● TASK ITEM: If a line in the entries contains the string "name", include that line in your answer.

● PROVIDED DATA:
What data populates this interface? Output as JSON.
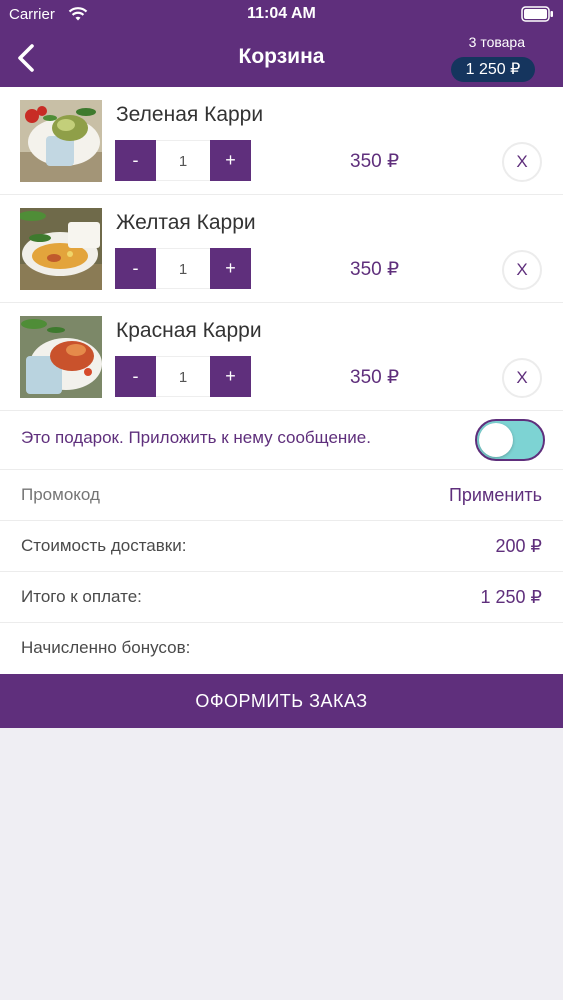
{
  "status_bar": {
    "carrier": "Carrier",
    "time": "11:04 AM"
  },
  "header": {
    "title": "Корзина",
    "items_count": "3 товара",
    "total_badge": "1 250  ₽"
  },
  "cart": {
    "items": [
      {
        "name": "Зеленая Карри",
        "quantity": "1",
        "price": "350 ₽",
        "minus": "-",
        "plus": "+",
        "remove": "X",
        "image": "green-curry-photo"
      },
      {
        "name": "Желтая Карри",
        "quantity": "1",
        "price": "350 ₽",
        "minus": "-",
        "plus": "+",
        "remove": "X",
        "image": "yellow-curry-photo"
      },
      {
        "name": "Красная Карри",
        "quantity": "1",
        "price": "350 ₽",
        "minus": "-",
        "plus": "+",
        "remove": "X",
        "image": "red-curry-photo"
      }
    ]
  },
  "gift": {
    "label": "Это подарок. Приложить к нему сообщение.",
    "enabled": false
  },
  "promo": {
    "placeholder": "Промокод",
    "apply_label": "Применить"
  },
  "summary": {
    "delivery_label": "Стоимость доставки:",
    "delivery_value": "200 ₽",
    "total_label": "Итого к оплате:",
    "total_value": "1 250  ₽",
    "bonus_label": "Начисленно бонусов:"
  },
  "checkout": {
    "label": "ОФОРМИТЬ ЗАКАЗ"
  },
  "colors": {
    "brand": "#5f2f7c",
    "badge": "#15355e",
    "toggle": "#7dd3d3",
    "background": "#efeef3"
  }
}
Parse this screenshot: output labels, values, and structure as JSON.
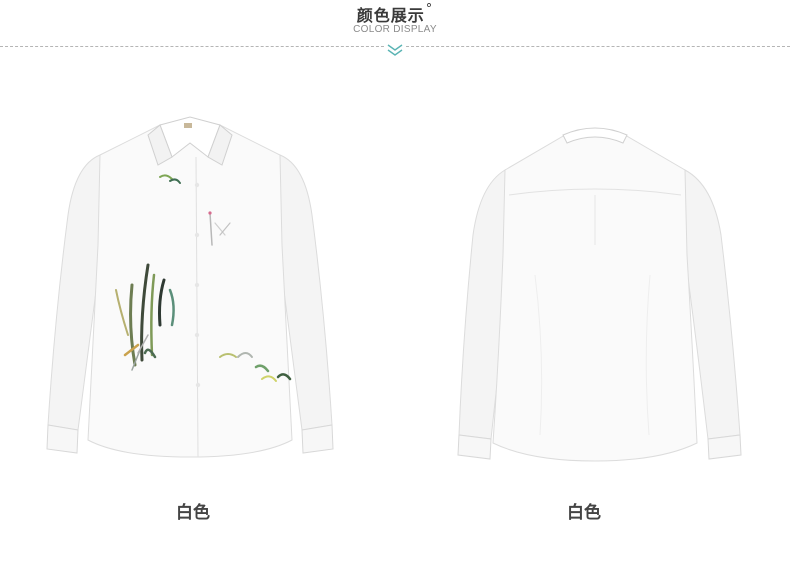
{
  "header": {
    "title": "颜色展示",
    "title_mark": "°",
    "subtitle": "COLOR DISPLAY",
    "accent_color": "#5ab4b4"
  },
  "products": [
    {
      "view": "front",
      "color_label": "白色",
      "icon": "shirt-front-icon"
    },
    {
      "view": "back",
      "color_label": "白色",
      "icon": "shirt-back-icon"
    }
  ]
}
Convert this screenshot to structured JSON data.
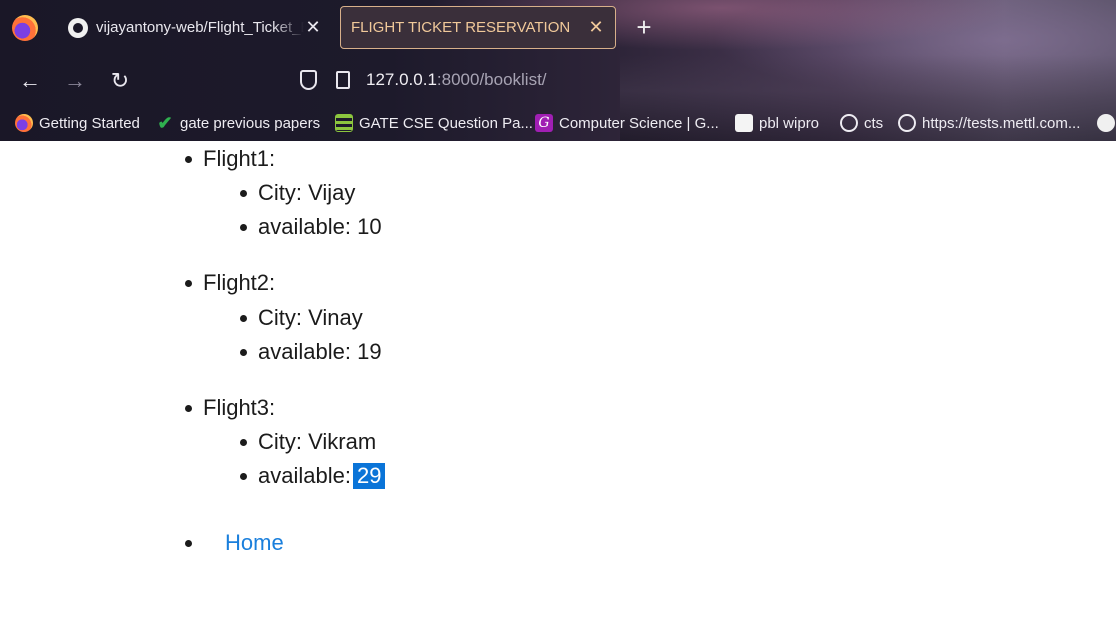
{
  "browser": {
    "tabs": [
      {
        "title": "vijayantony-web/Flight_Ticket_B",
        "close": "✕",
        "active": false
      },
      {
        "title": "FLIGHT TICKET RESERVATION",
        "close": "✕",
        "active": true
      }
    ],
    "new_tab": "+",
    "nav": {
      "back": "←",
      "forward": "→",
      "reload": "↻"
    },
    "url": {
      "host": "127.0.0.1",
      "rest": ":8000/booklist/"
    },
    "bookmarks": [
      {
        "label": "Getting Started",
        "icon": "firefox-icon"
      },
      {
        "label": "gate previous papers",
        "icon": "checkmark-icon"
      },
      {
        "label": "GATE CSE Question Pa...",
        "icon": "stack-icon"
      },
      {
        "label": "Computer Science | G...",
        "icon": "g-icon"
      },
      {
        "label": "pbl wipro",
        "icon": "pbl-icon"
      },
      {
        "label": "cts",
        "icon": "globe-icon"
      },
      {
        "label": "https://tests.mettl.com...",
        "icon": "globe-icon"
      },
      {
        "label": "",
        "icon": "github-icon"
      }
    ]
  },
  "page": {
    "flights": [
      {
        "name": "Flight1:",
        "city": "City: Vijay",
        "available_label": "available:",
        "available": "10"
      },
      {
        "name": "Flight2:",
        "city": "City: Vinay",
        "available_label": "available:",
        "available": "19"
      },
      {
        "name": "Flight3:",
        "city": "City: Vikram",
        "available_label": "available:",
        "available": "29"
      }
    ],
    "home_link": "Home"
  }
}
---
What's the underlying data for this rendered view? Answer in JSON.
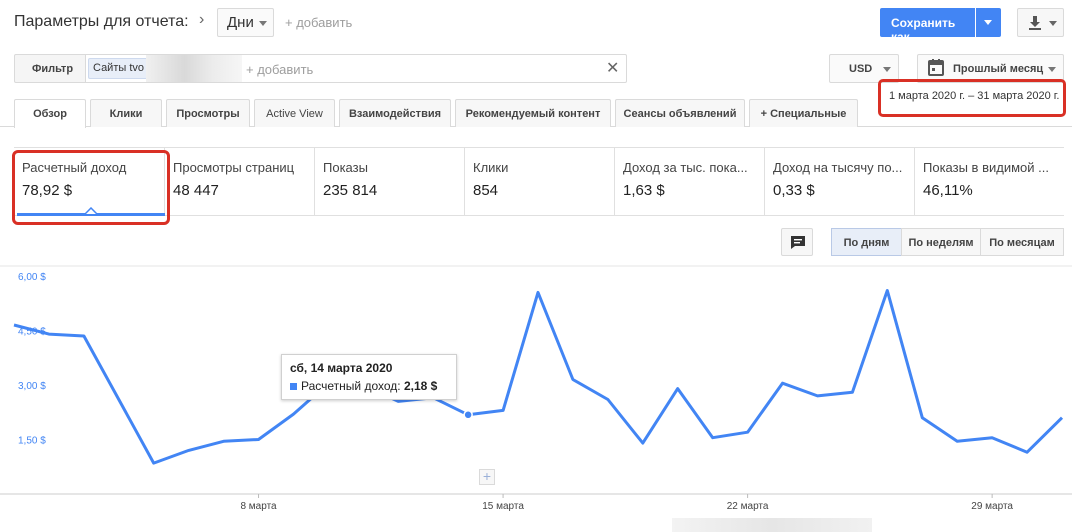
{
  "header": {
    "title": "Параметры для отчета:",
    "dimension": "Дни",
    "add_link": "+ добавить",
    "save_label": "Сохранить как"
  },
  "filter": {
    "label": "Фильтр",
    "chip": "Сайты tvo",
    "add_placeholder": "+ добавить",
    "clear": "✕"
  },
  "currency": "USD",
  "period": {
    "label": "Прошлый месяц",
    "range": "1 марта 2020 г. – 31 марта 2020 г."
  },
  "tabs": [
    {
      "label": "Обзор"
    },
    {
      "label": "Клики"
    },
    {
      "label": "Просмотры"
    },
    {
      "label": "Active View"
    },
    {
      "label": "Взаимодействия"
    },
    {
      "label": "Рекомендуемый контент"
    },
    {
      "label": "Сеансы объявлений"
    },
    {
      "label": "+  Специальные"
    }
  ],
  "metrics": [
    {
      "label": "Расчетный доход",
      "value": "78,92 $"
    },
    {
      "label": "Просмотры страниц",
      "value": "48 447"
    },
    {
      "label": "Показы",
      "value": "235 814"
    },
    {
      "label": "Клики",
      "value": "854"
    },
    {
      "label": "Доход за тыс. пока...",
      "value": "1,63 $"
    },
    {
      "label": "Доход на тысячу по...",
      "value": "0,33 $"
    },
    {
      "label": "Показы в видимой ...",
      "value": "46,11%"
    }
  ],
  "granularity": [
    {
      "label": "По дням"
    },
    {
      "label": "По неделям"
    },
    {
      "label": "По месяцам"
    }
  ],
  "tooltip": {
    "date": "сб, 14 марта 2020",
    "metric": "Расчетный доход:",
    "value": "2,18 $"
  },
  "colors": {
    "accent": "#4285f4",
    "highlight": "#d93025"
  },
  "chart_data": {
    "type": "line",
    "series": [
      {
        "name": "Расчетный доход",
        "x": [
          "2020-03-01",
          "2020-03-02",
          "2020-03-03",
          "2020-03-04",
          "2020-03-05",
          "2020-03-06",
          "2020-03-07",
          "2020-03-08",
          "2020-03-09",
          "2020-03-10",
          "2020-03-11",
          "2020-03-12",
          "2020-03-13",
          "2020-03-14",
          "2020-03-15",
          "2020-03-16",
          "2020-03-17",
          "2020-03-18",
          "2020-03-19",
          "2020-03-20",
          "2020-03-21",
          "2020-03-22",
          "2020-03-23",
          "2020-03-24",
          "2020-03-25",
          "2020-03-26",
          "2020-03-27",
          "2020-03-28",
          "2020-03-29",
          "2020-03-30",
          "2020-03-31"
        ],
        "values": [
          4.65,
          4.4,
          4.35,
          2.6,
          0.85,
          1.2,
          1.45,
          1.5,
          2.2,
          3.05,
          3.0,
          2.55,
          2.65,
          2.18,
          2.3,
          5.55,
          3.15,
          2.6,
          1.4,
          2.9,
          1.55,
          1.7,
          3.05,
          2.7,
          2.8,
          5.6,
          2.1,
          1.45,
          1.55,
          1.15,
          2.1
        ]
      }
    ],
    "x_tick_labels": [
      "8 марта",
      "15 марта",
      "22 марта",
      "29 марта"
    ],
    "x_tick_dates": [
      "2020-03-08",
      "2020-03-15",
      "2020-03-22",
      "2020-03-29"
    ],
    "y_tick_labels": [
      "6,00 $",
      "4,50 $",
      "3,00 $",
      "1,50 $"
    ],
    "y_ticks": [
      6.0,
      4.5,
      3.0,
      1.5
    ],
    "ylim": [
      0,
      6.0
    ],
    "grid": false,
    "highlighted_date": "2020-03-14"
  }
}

● OUTPUT OF THE TASK:
        "name": "Зеленая Карри",
        "name": "Желтая Карри",
        "name": "Красная Карри",
        "name": "Flight1:",
        "name": "Flight2:",
        "name": "Flight3:",
        "name": "Расчетный доход",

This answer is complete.